:: DATA SHOWN
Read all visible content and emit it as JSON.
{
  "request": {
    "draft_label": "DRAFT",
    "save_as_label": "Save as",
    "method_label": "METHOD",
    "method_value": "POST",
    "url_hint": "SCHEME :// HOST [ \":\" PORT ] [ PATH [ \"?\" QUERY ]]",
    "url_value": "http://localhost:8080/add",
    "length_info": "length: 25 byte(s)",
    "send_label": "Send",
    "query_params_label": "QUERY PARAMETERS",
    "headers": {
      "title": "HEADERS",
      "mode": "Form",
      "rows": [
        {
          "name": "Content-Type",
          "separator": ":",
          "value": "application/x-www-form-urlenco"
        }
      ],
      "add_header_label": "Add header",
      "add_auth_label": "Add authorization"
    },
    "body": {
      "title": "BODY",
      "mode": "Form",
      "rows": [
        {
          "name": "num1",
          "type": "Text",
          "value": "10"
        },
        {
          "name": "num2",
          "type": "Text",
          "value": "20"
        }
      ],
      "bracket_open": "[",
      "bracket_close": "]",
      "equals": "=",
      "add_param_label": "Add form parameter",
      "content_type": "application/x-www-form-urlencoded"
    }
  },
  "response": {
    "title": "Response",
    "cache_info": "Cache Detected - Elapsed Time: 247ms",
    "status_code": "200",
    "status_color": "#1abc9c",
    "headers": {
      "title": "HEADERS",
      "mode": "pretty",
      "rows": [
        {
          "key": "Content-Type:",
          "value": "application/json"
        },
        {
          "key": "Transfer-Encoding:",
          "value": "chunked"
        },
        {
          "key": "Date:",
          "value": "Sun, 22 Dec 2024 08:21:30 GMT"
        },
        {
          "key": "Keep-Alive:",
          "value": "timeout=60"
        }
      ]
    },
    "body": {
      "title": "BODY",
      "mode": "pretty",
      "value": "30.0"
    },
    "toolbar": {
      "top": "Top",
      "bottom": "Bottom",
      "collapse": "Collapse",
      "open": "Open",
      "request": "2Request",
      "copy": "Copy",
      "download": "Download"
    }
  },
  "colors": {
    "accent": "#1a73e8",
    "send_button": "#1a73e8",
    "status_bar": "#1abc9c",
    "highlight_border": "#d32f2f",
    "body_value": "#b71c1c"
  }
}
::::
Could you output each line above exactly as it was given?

== RESULT BELOW ==
Read all visible content and emit it as JSON.
{
  "request": {
    "draft_label": "DRAFT",
    "save_as_label": "Save as",
    "method_label": "METHOD",
    "method_value": "POST",
    "url_hint": "SCHEME :// HOST [ \":\" PORT ] [ PATH [ \"?\" QUERY ]]",
    "url_value": "http://localhost:8080/add",
    "length_info": "length: 25 byte(s)",
    "send_label": "Send",
    "query_params_label": "QUERY PARAMETERS",
    "headers": {
      "title": "HEADERS",
      "mode": "Form",
      "rows": [
        {
          "name": "Content-Type",
          "separator": ":",
          "value": "application/x-www-form-urlenco"
        }
      ],
      "add_header_label": "Add header",
      "add_auth_label": "Add authorization"
    },
    "body": {
      "title": "BODY",
      "mode": "Form",
      "rows": [
        {
          "name": "num1",
          "type": "Text",
          "value": "10"
        },
        {
          "name": "num2",
          "type": "Text",
          "value": "20"
        }
      ],
      "bracket_open": "[",
      "bracket_close": "]",
      "equals": "=",
      "add_param_label": "Add form parameter",
      "content_type": "application/x-www-form-urlencoded"
    }
  },
  "response": {
    "title": "Response",
    "cache_info": "Cache Detected - Elapsed Time: 247ms",
    "status_code": "200",
    "status_color": "#1abc9c",
    "headers": {
      "title": "HEADERS",
      "mode": "pretty",
      "rows": [
        {
          "key": "Content-Type:",
          "value": "application/json"
        },
        {
          "key": "Transfer-Encoding:",
          "value": "chunked"
        },
        {
          "key": "Date:",
          "value": "Sun, 22 Dec 2024 08:21:30 GMT"
        },
        {
          "key": "Keep-Alive:",
          "value": "timeout=60"
        }
      ]
    },
    "body": {
      "title": "BODY",
      "mode": "pretty",
      "value": "30.0"
    },
    "toolbar": {
      "top": "Top",
      "bottom": "Bottom",
      "collapse": "Collapse",
      "open": "Open",
      "request": "2Request",
      "copy": "Copy",
      "download": "Download"
    }
  },
  "colors": {
    "accent": "#1a73e8",
    "send_button": "#1a73e8",
    "status_bar": "#1abc9c",
    "highlight_border": "#d32f2f",
    "body_value": "#b71c1c"
  }
}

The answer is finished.